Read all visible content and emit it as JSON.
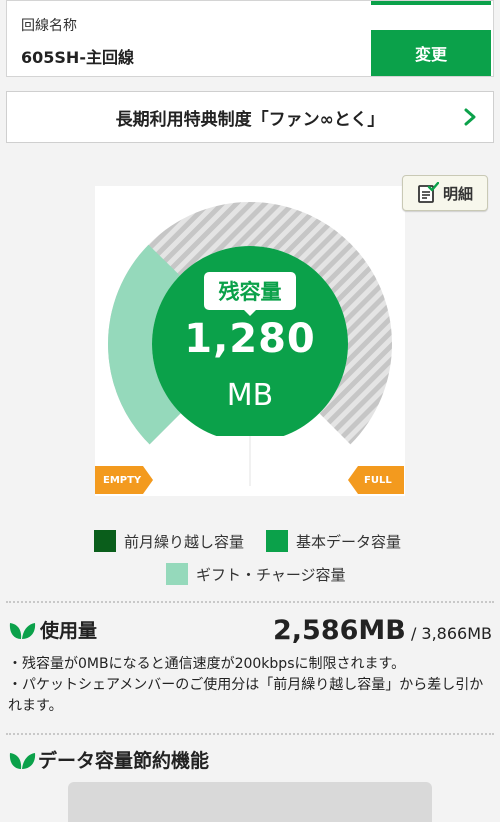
{
  "line": {
    "label": "回線名称",
    "name": "605SH-主回線",
    "change_button": "変更"
  },
  "banner": {
    "text": "長期利用特典制度「ファン∞とく」"
  },
  "detail_button": {
    "label": "明細"
  },
  "gauge": {
    "remaining_label": "残容量",
    "remaining_value": "1,280",
    "remaining_unit": "MB",
    "remaining_fraction": 0.331,
    "empty_label": "EMPTY",
    "full_label": "FULL"
  },
  "legend": {
    "carryover": "前月繰り越し容量",
    "basic": "基本データ容量",
    "gift": "ギフト・チャージ容量"
  },
  "usage": {
    "title": "使用量",
    "used": "2,586MB",
    "total": "/ 3,866MB",
    "notes": [
      "・残容量が0MBになると通信速度が200kbpsに制限されます。",
      "・パケットシェアメンバーのご使用分は「前月繰り越し容量」から差し引かれます。"
    ]
  },
  "saving": {
    "title": "データ容量節約機能"
  },
  "colors": {
    "green": "#0ba14a",
    "dark_green": "#0a5e1b",
    "light_green": "#95d9bb",
    "orange": "#f39a1e",
    "stripe_gray": "#c8c8c8"
  }
}
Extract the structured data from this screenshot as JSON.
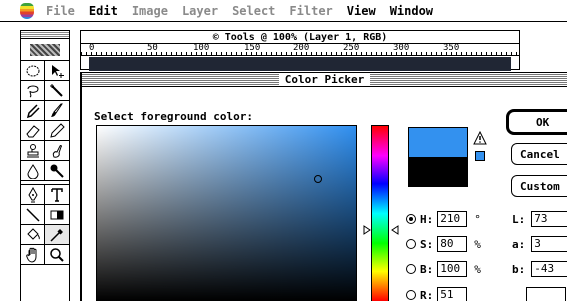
{
  "menubar": {
    "items": [
      {
        "label": "File",
        "dim": true
      },
      {
        "label": "Edit",
        "dim": false
      },
      {
        "label": "Image",
        "dim": true
      },
      {
        "label": "Layer",
        "dim": true
      },
      {
        "label": "Select",
        "dim": true
      },
      {
        "label": "Filter",
        "dim": true
      },
      {
        "label": "View",
        "dim": false
      },
      {
        "label": "Window",
        "dim": false
      }
    ]
  },
  "document": {
    "title": "© Tools @ 100% (Layer 1, RGB)",
    "ruler_labels": [
      "0",
      "50",
      "100",
      "150",
      "200",
      "250",
      "300",
      "350"
    ]
  },
  "toolbox": {
    "tools": [
      "marquee-icon",
      "move-icon",
      "lasso-icon",
      "magic-wand-icon",
      "crop-icon",
      "brush-icon",
      "eraser-icon",
      "pencil-icon",
      "stamp-icon",
      "smudge-icon",
      "dodge-icon",
      "burn-icon",
      "pen-icon",
      "type-icon",
      "line-icon",
      "gradient-icon",
      "bucket-icon",
      "eyedropper-icon",
      "hand-icon",
      "zoom-icon"
    ]
  },
  "color_picker": {
    "title": "Color Picker",
    "prompt": "Select foreground color:",
    "buttons": {
      "ok": "OK",
      "cancel": "Cancel",
      "custom": "Custom"
    },
    "hsb": {
      "h_label": "H:",
      "h_value": "210",
      "h_unit": "°",
      "s_label": "S:",
      "s_value": "80",
      "s_unit": "%",
      "b_label": "B:",
      "b_value": "100",
      "b_unit": "%",
      "c_label": "R:",
      "c_value": "51"
    },
    "lab": {
      "l_label": "L:",
      "l_value": "73",
      "a_label": "a:",
      "a_value": "3",
      "b_label": "b:",
      "b_value": "-43"
    },
    "colors": {
      "new": "#3391ef",
      "old": "#000000"
    }
  }
}
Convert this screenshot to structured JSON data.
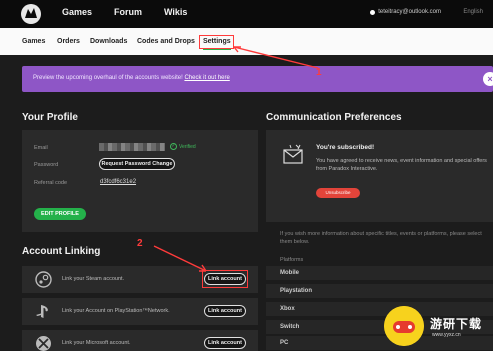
{
  "topnav": {
    "links": [
      "Games",
      "Forum",
      "Wikis"
    ],
    "account_email": "teteitracy@outlook.com",
    "language": "English"
  },
  "subnav": {
    "items": [
      "Games",
      "Orders",
      "Downloads",
      "Codes and Drops",
      "Settings"
    ],
    "active": "Settings"
  },
  "banner": {
    "text": "Preview the upcoming overhaul of the accounts website!",
    "link": "Check it out here",
    "close_icon": "close-icon"
  },
  "profile": {
    "title": "Your Profile",
    "email_label": "Email",
    "verified_label": "Verified",
    "password_label": "Password",
    "password_button": "Request Password Change",
    "referral_label": "Referral code",
    "referral_code": "d3fcdf6c31e2",
    "edit_button": "EDIT PROFILE"
  },
  "linking": {
    "title": "Account Linking",
    "rows": [
      {
        "icon": "steam-icon",
        "text": "Link your Steam account.",
        "button": "Link account"
      },
      {
        "icon": "playstation-icon",
        "text": "Link your Account on PlayStation™Network.",
        "button": "Link account"
      },
      {
        "icon": "xbox-icon",
        "text": "Link your Microsoft account.",
        "button": "Link account"
      }
    ]
  },
  "comms": {
    "title": "Communication Preferences",
    "subscribed_title": "You're subscribed!",
    "subscribed_text": "You have agreed to receive news, event information and special offers from Paradox Interactive.",
    "unsubscribe_button": "Unsubscribe",
    "info_text": "If you wish more information about specific titles, events or platforms, please select them below.",
    "platforms_label": "Platforms",
    "platforms": [
      "Mobile",
      "Playstation",
      "Xbox",
      "Switch",
      "PC"
    ]
  },
  "annotations": {
    "step1": "1",
    "step2": "2"
  },
  "watermark": {
    "text": "游研下载",
    "sub": "www.yyxz.cn"
  },
  "colors": {
    "accent_green": "#24b14a",
    "banner_purple": "#8e56c6",
    "annotation_red": "#ff3b3b",
    "unsubscribe_red": "#e2443a"
  }
}
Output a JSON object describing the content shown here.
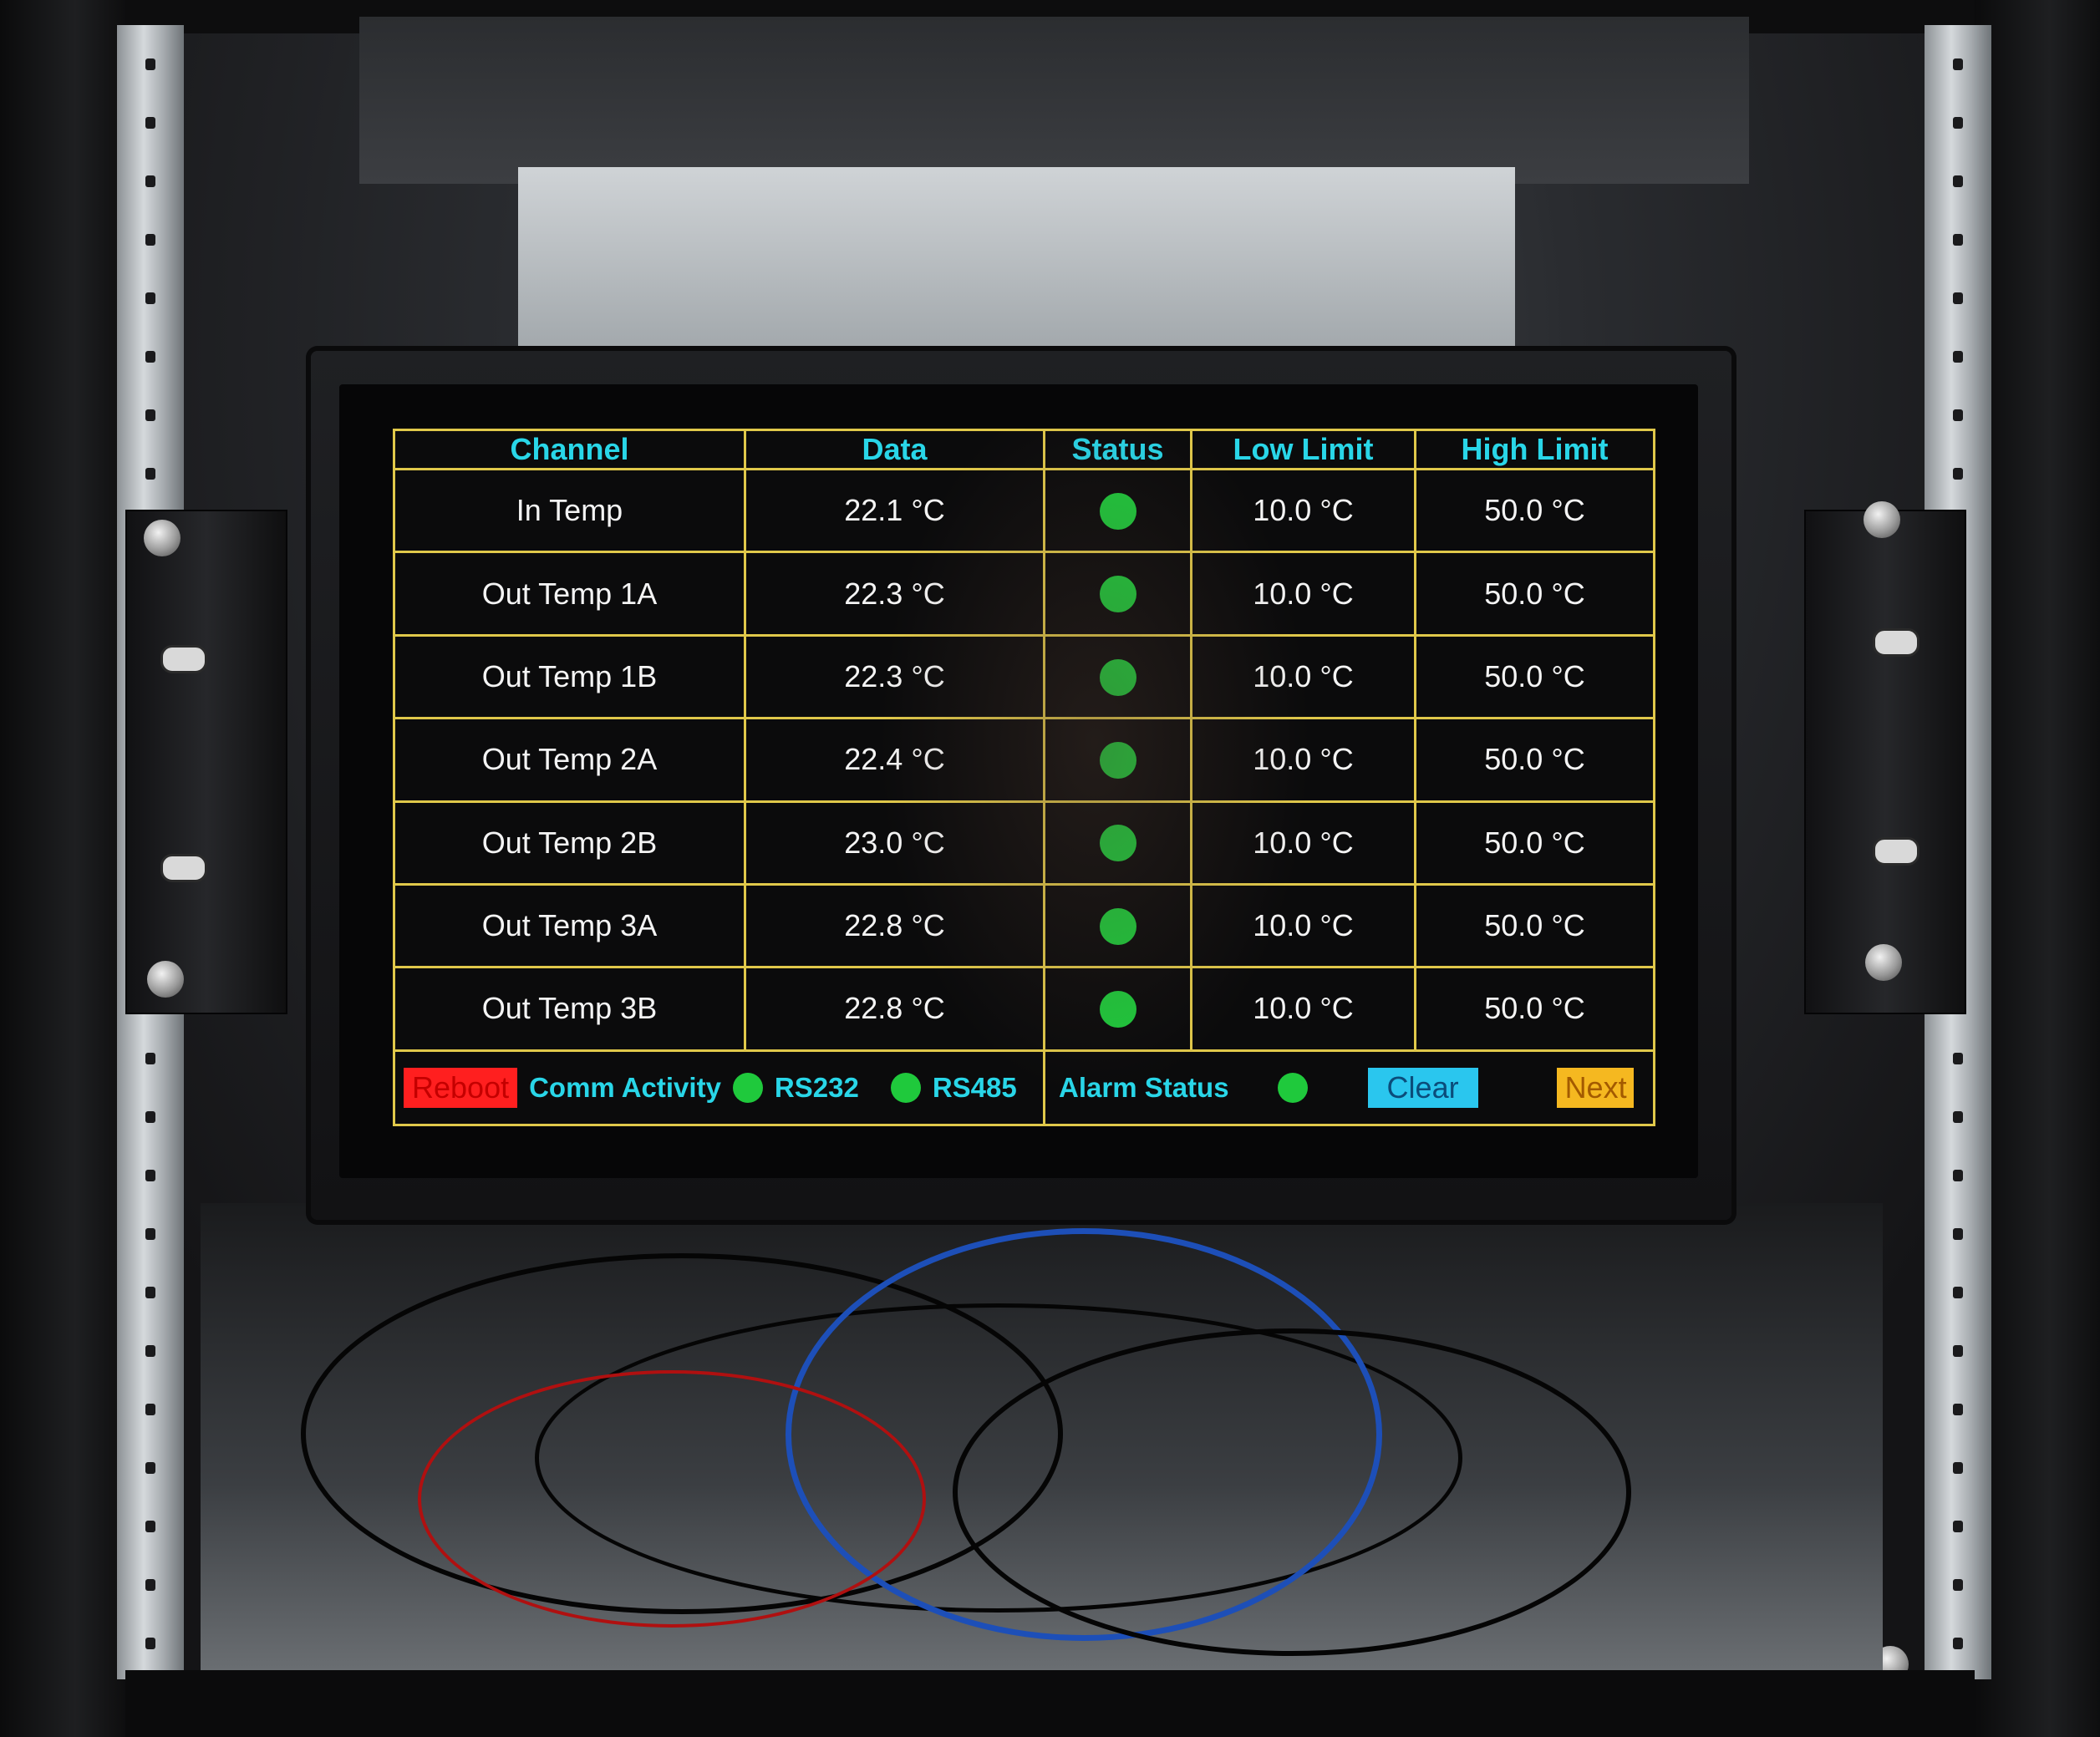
{
  "table": {
    "headers": {
      "channel": "Channel",
      "data": "Data",
      "status": "Status",
      "low_limit": "Low Limit",
      "high_limit": "High Limit"
    },
    "rows": [
      {
        "channel": "In Temp",
        "data": "22.1 °C",
        "status": "ok",
        "low": "10.0 °C",
        "high": "50.0 °C"
      },
      {
        "channel": "Out Temp 1A",
        "data": "22.3 °C",
        "status": "ok",
        "low": "10.0 °C",
        "high": "50.0 °C"
      },
      {
        "channel": "Out Temp 1B",
        "data": "22.3 °C",
        "status": "ok",
        "low": "10.0 °C",
        "high": "50.0 °C"
      },
      {
        "channel": "Out Temp 2A",
        "data": "22.4 °C",
        "status": "ok",
        "low": "10.0 °C",
        "high": "50.0 °C"
      },
      {
        "channel": "Out Temp 2B",
        "data": "23.0 °C",
        "status": "ok",
        "low": "10.0 °C",
        "high": "50.0 °C"
      },
      {
        "channel": "Out Temp 3A",
        "data": "22.8 °C",
        "status": "ok",
        "low": "10.0 °C",
        "high": "50.0 °C"
      },
      {
        "channel": "Out Temp 3B",
        "data": "22.8 °C",
        "status": "ok",
        "low": "10.0 °C",
        "high": "50.0 °C"
      }
    ]
  },
  "bottom_bar": {
    "reboot_label": "Reboot",
    "comm_activity_label": "Comm Activity",
    "rs232_label": "RS232",
    "rs485_label": "RS485",
    "alarm_status_label": "Alarm Status",
    "clear_label": "Clear",
    "next_label": "Next"
  },
  "colors": {
    "grid_line": "#e0c84a",
    "header_text": "#29d6e8",
    "status_ok": "#1fc93c",
    "reboot_button": "#ff1f1f",
    "clear_button": "#2ac6ee",
    "next_button": "#f5b820"
  },
  "icons": {
    "status_indicator": "green-dot-icon"
  }
}
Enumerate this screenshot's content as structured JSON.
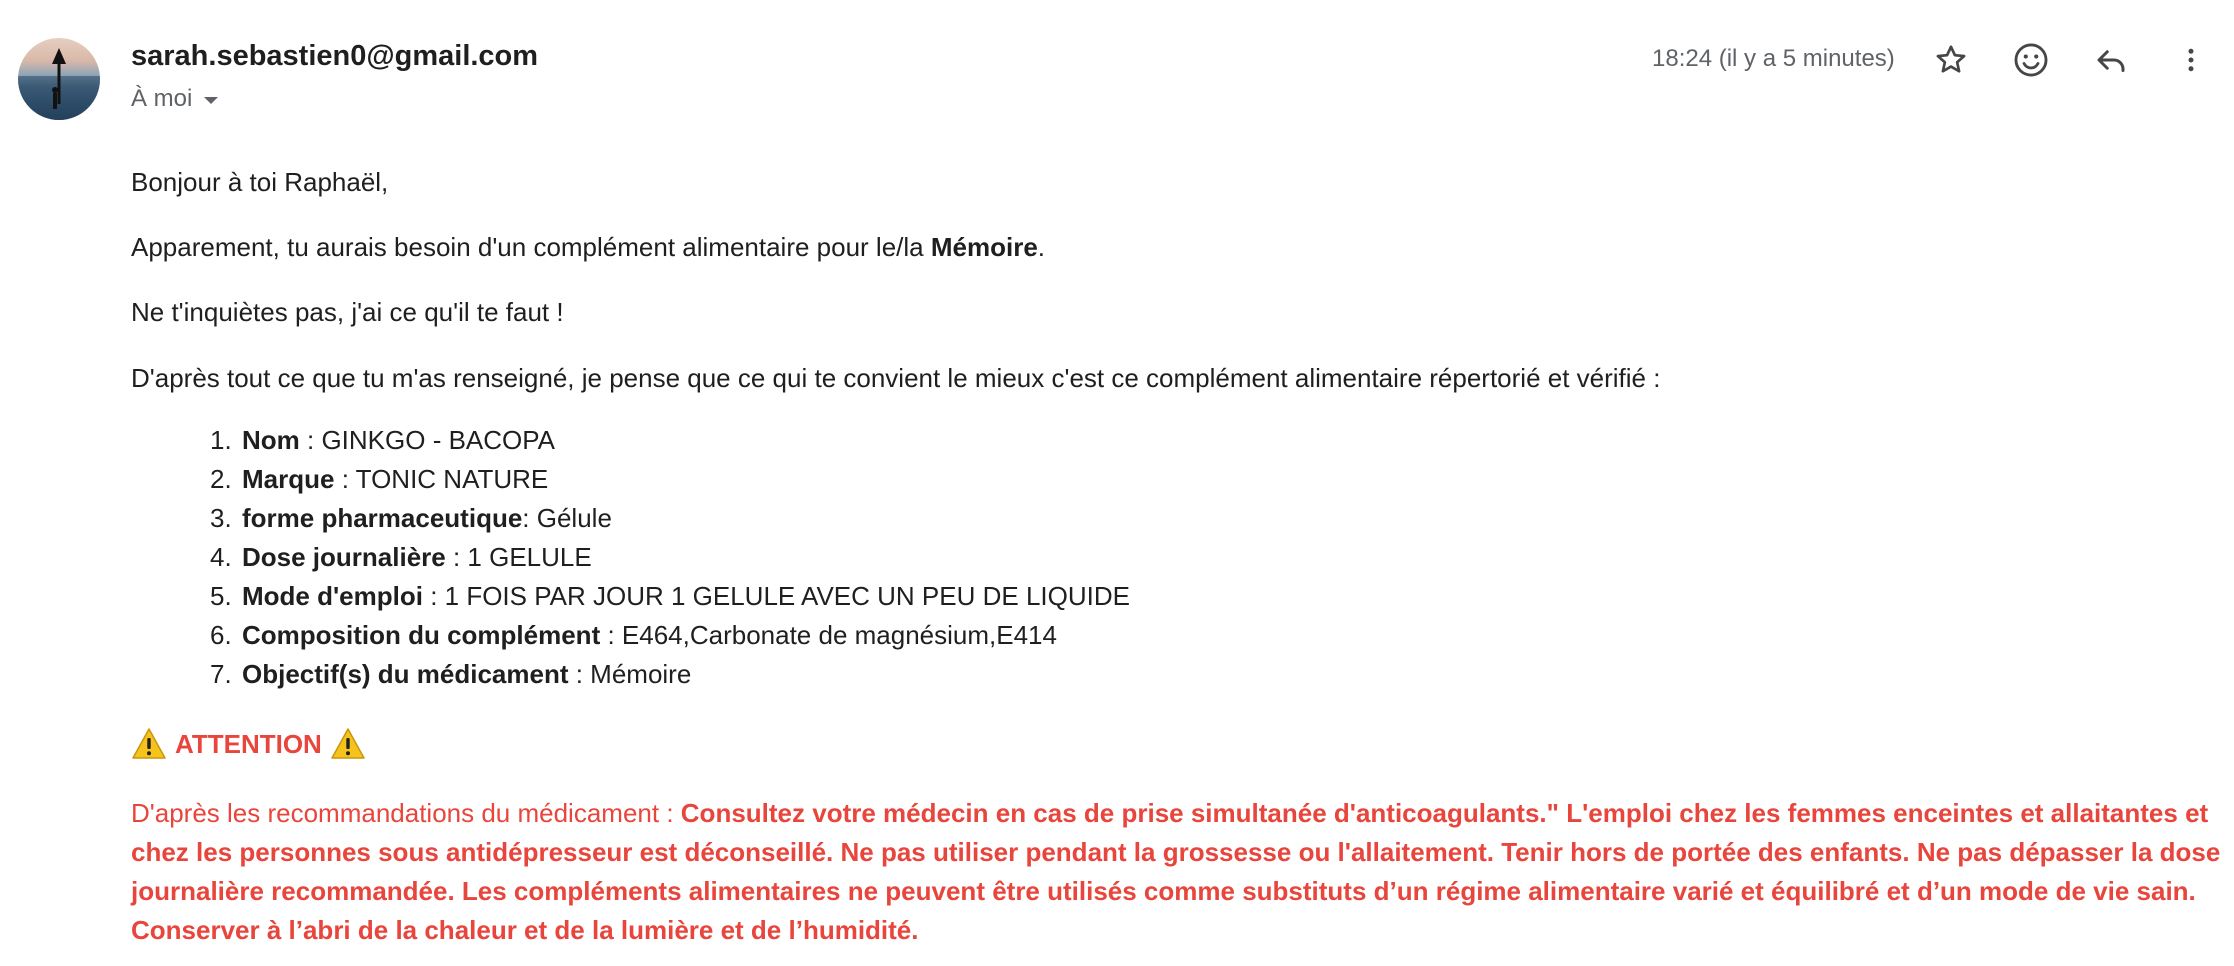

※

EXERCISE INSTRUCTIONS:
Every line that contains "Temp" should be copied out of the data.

TASK ANSWER:
        "channel": "In Temp",
        "channel": "Out Temp 1A",
        "channel": "Out Temp 1B",
        "channel": "Out Temp 2A",
        "channel": "Out Temp 2B",
        "channel": "Out Temp 3A",
        "channel": "Out Temp 3B",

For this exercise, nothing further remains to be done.